When you’re boondocking, use Campendium to check reviews and map overlays to find the best places to camp that have reliable cell phone coverage. You might also consider investing in a WeBoost to boost your cell signal and stretch your boondocking range.

Orange teardrop trailer parked in front of mountains with low clouds.
Mountain View Campground | Hiawassee, GA – Photo by: John

3. Choose a Quiet, Private Campsite

In addition to electricity and strong internet, the environment of your campsite can influence your work experience. Many developed campgrounds have services and amenities that are fun to use but less fun to work near. These include swimming pools, playgrounds, and dog parks. Choose your site carefully to ensure a quieter experience that’s more conducive to logging in for the day.

Come prepared with your office setup and privacy tools like noise-canceling headphones and a shade screen for your computer.

If you like to mix up your workspace, look for campsites with a shaded picnic table or enough room to pull out your awning. Avoid campgrounds with tight spacing—having a neighbor too close can be distracting and noisy.

RV park office surrounded by trees.
Campfire Lodgings | Asheville, NC

4. Look for Flexible Checkout Times

While this won’t make or break your work experience, having a few extra hours in the morning or early afternoon to get things done is helpful when you are working on the road. Once you’ve found a camp space that provides a productive and easy place to work, take full advantage of the setup for as long as you can.

Look for campsites that either have late or flexible checkout times. That way, you can focus on work in the morning before you have to pack up and hit the road again.

Wooden island with stools around it in a common space.
Flying Flags RV Resort | Buellton, CA – Photo by: Follow Your Detour

5. Seek Out Shared Workspaces

Some campgrounds offer common areas like recreation halls and cafes that are conducive to working. They’ll often have electrical outlets and Wi-Fi access. While not particularly great for conference calls, these spaces can be handy if you need a break from your camper or if a new location will help you hunker down and get some work done.
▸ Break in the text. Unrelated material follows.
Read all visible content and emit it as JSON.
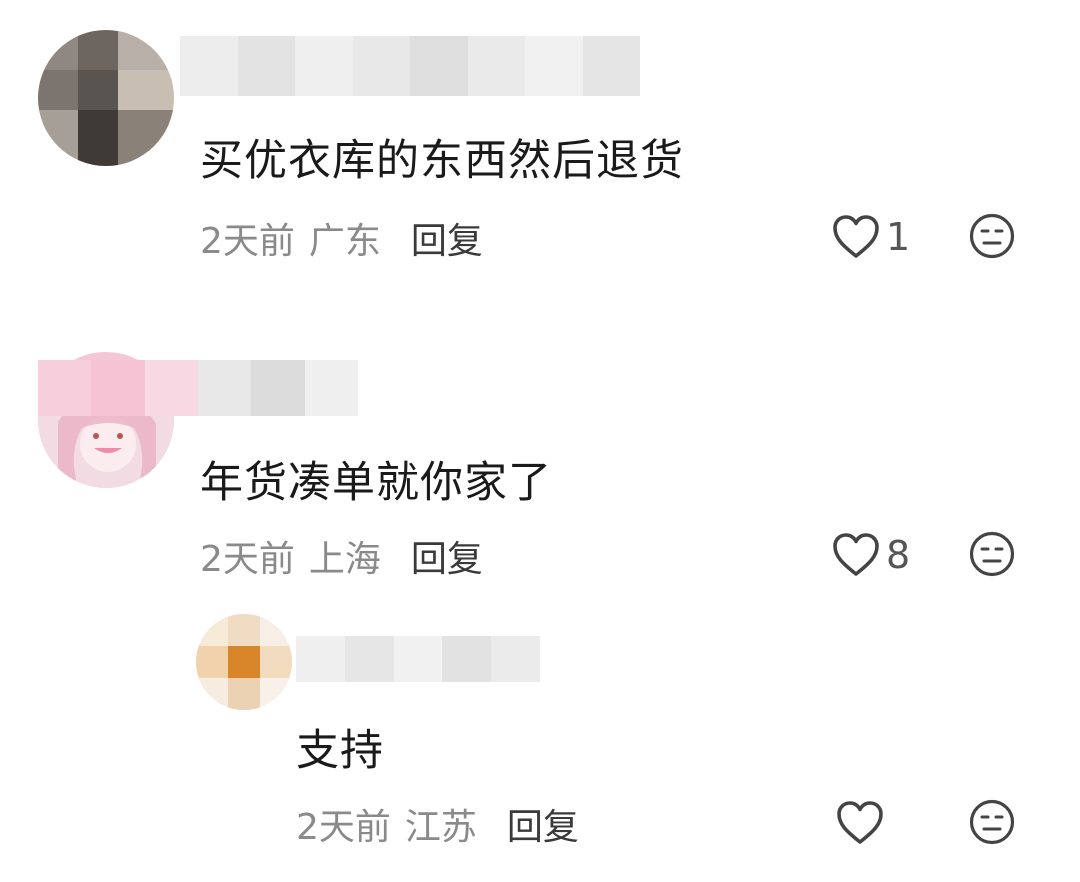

If you’re close to a town, you might also decide to work at the local library or coffeehouse or buy a day pass to a nearby coworking space.

What amenities or environment do you look for in a work-friendly campsite? Leave your best tips in the comments!